Assignment
Your copy should repeat each record below exactly and contain no images.
(Task data begins)
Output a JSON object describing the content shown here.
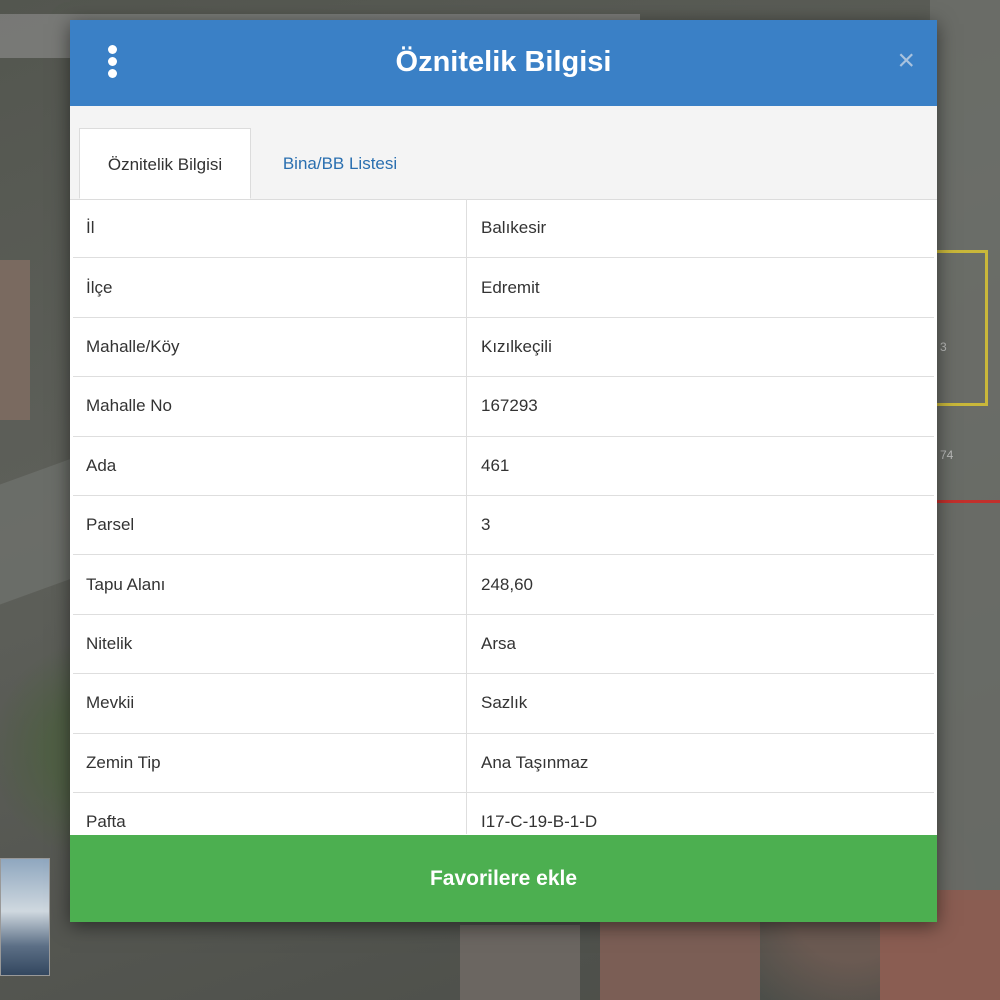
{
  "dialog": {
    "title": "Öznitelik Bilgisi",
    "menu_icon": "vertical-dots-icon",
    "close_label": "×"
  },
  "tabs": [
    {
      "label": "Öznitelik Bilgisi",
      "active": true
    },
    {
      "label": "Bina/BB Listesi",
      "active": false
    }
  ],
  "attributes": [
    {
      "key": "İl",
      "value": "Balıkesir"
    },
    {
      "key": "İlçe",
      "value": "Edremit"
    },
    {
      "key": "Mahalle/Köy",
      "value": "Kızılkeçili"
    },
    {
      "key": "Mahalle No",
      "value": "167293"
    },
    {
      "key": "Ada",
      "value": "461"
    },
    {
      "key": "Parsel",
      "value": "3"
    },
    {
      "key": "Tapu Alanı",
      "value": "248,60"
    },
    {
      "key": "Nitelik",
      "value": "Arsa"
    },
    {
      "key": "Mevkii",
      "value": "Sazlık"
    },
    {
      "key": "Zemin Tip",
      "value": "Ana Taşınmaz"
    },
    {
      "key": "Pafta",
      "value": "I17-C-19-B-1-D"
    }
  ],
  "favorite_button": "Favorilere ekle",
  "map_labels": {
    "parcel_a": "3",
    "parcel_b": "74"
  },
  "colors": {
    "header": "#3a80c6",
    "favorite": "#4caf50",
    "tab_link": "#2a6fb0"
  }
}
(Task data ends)
Written solution
Output a JSON object describing the content shown here.
{
  "dialog": {
    "title": "Öznitelik Bilgisi",
    "menu_icon": "vertical-dots-icon",
    "close_label": "×"
  },
  "tabs": [
    {
      "label": "Öznitelik Bilgisi",
      "active": true
    },
    {
      "label": "Bina/BB Listesi",
      "active": false
    }
  ],
  "attributes": [
    {
      "key": "İl",
      "value": "Balıkesir"
    },
    {
      "key": "İlçe",
      "value": "Edremit"
    },
    {
      "key": "Mahalle/Köy",
      "value": "Kızılkeçili"
    },
    {
      "key": "Mahalle No",
      "value": "167293"
    },
    {
      "key": "Ada",
      "value": "461"
    },
    {
      "key": "Parsel",
      "value": "3"
    },
    {
      "key": "Tapu Alanı",
      "value": "248,60"
    },
    {
      "key": "Nitelik",
      "value": "Arsa"
    },
    {
      "key": "Mevkii",
      "value": "Sazlık"
    },
    {
      "key": "Zemin Tip",
      "value": "Ana Taşınmaz"
    },
    {
      "key": "Pafta",
      "value": "I17-C-19-B-1-D"
    }
  ],
  "favorite_button": "Favorilere ekle",
  "map_labels": {
    "parcel_a": "3",
    "parcel_b": "74"
  },
  "colors": {
    "header": "#3a80c6",
    "favorite": "#4caf50",
    "tab_link": "#2a6fb0"
  }
}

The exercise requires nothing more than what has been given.